Abortion doctors often display a need to justify their work. Some, such as Dr. Bernard Nathanson – prior to becoming pro-life – convinced himself he was bringing a service to the poor that was once exclusive to the rich. Others assert that they are warriors for women’s rights, despite the elimination of female children. But Dr. Sarah Wallett offers the most bizarre reason for performing abortions: her Christian faith.
Writing for women’s lifestyle publication Refinery 29, Wallett states:
The compassion and empathy I learned from my Christian faith are fundamental to my work. Too often, women who choose to have an abortion face significant stigma and shame — I see it every day. Patients have to walk by protestors screaming “murderer” and much worse just to get inside my clinic. One patient, a mother of four, couldn’t stop telling me why she was getting an abortion, clearly feeling as though she needed to explain herself to me after walking by the protestors…Even to her abortion provider, she felt obligated to justify her decision, a task no one should ever have to do. (Emphasis Added)
Wallet continues on that her faith compels her to withhold judgment on those seeking to end their child’s life:
My heart goes out to every woman who asks me if I think she is a bad person for seeking medically or personally necessary, legal care. But my faith teaches me to withhold judgment and to extend acceptance to all, and although she may not be ready to hear it at that moment, I always provide her with the reassurance that she needs…[I]t’s my obligation as a physician and a person of faith to provide at least one counterpoint to the shameful feelings a woman has and the misinformation she hears that cause her so much pain. This is especially important when stigma and shame force women into isolation. A woman’s decision to pick a path that is right for her and her family too often leads to judgment and estrangement from her community, church, and support networks. (Emphasis Added)

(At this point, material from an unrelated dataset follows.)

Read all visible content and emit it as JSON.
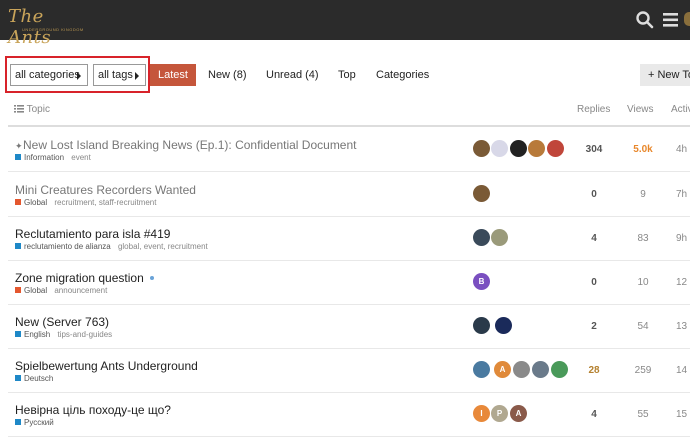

In summary, Wallet is compelled to end the lives of children because Christianity teaches “compassion and empathy,” which she says translates into protecting abortion seekers from “shameful feelings” and the “judgment and estrangement from [their] communit[ies], church[es], and support networks.”
Those wondering how she reconciles her murder of children with the Biblical recognition of life in the womb (Jer. 1:5) and prohibition against murder (Gen 9:6) are left disappointed. Not only are these verses not addressed, Wallet does not cite scripture once in explaining her Christian motivation to perform abortions. The reason is obvious: if she did grapple with these verses, she would never arrive at her conclusion.
Instead of grounding her beliefs in the scripture, she appeals to “compassion” by baptizing a nonjudgmentalism that is foreign to the Christian faith.
The result is as tragic as it is erroneous.
The Biblical command to love God and others must be grounded in the definition that Christ established. He said love for Him is demonstrated by keeping His commandments (John 14:15). Christ forbade murder and recognized life in the womb. He described love as something that “does not seek its own” and “does not rejoice in iniquity” (I Cor. 13:5-6). Therefore one cannot make the case that Christian compassion translates into aborting innocent children. Abortion is not only unloving, but its selfishness and iniquity makes it the very opposite of love.
Additionally, it must be recognized that Christian “compassion” and “shameful feelings” are not necessarily mutually exclusive.
Paul “withstood [Peter] to his face, because he was to be blamed” for not eating with the gentiles (Gal. 1:11-21). He also told the Corinthian Church to give the incestuous man “to Satan” so that his soul would be saved (I Cor. 5:5). He also mentioned their use of non-Christian courts to settle their disputes “to [their] shame”(I Cor. 6:5). Finally, God repeatedly shamed and judged the Israelites for their disobedience using language that would cause many churchgoers to blush (Ezekiel 23).
The purpose of shame in these contexts was to produce a “godly sorrow” that leads to repentance (II Corinthians 7:8-12).
Shielding someone from all shame is dangerous, as they will have no limits on their depravity.
Finally, and most tragically, Wallet’s misguided “compassion” has no mercy on the unborn. She never addresses their lives in her essay, denying compassion to the helpless in the name of compassion to the helpless.
Not only is she wrong in her convictions, her warped theology has transformed her into an instrument of oppression: evil in the name of good.
She is an object lesson in just how much suffering bad theology can bring to God and man alike.